* _Action item_
Where an entry contains a picture, skip the picture and write out everything else exactly.

* _Data_
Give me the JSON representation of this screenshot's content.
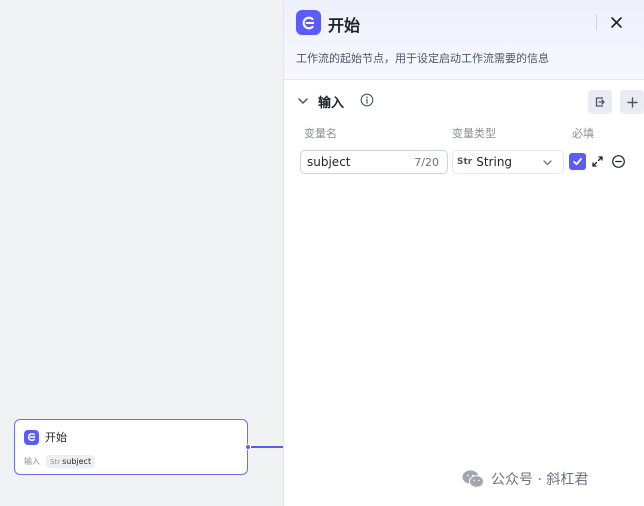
{
  "canvas": {
    "node": {
      "title": "开始",
      "io_label": "输入",
      "param_type": "Str",
      "param_name": "subject",
      "icon": "start-icon"
    }
  },
  "panel": {
    "title": "开始",
    "description": "工作流的起始节点，用于设定启动工作流需要的信息",
    "section": {
      "title": "输入",
      "columns": {
        "name": "变量名",
        "type": "变量类型",
        "required": "必填"
      },
      "variables": [
        {
          "name": "subject",
          "count": "7/20",
          "type_icon": "Str",
          "type": "String",
          "required": true
        }
      ]
    }
  },
  "watermark": {
    "text": "公众号 · 斜杠君"
  },
  "colors": {
    "accent": "#5b5cf6",
    "border": "#e5e6eb",
    "muted": "#8a8f99"
  }
}
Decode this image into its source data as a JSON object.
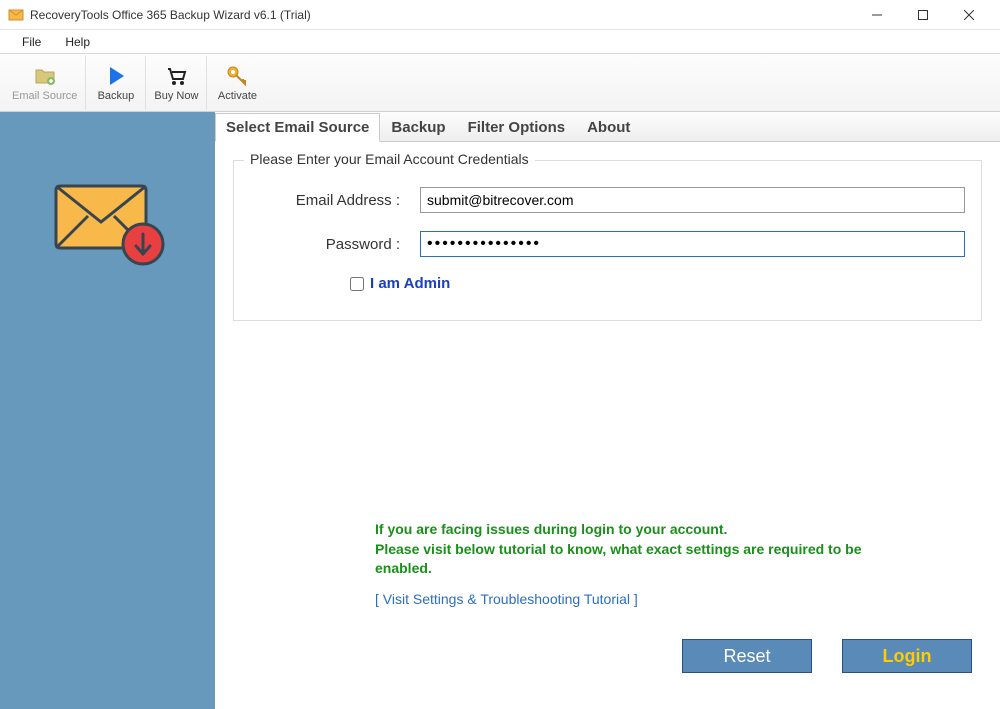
{
  "window": {
    "title": "RecoveryTools Office 365 Backup Wizard v6.1 (Trial)"
  },
  "menu": {
    "file": "File",
    "help": "Help"
  },
  "toolbar": {
    "email_source": "Email Source",
    "backup": "Backup",
    "buy_now": "Buy Now",
    "activate": "Activate"
  },
  "tabs": {
    "select_source": "Select Email Source",
    "backup": "Backup",
    "filter": "Filter Options",
    "about": "About"
  },
  "form": {
    "group_title": "Please Enter your Email Account Credentials",
    "email_label": "Email Address  :",
    "email_value": "submit@bitrecover.com",
    "password_label": "Password  :",
    "password_value": "•••••••••••••••",
    "admin_label": "I am Admin"
  },
  "help": {
    "line1": "If you are facing issues during login to your account.",
    "line2": "Please visit below tutorial to know, what exact settings are required to be enabled.",
    "tutorial": "[ Visit Settings & Troubleshooting Tutorial ]"
  },
  "buttons": {
    "reset": "Reset",
    "login": "Login"
  }
}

* _Task answer_
Give me the JSON representation of this screenshot's content.
{
  "canvas": {
    "node": {
      "title": "开始",
      "io_label": "输入",
      "param_type": "Str",
      "param_name": "subject",
      "icon": "start-icon"
    }
  },
  "panel": {
    "title": "开始",
    "description": "工作流的起始节点，用于设定启动工作流需要的信息",
    "section": {
      "title": "输入",
      "columns": {
        "name": "变量名",
        "type": "变量类型",
        "required": "必填"
      },
      "variables": [
        {
          "name": "subject",
          "count": "7/20",
          "type_icon": "Str",
          "type": "String",
          "required": true
        }
      ]
    }
  },
  "watermark": {
    "text": "公众号 · 斜杠君"
  },
  "colors": {
    "accent": "#5b5cf6",
    "border": "#e5e6eb",
    "muted": "#8a8f99"
  }
}
Decode this image into its source data as a JSON object.
{
  "window": {
    "title": "RecoveryTools Office 365 Backup Wizard v6.1 (Trial)"
  },
  "menu": {
    "file": "File",
    "help": "Help"
  },
  "toolbar": {
    "email_source": "Email Source",
    "backup": "Backup",
    "buy_now": "Buy Now",
    "activate": "Activate"
  },
  "tabs": {
    "select_source": "Select Email Source",
    "backup": "Backup",
    "filter": "Filter Options",
    "about": "About"
  },
  "form": {
    "group_title": "Please Enter your Email Account Credentials",
    "email_label": "Email Address  :",
    "email_value": "submit@bitrecover.com",
    "password_label": "Password  :",
    "password_value": "•••••••••••••••",
    "admin_label": "I am Admin"
  },
  "help": {
    "line1": "If you are facing issues during login to your account.",
    "line2": "Please visit below tutorial to know, what exact settings are required to be enabled.",
    "tutorial": "[ Visit Settings & Troubleshooting Tutorial ]"
  },
  "buttons": {
    "reset": "Reset",
    "login": "Login"
  }
}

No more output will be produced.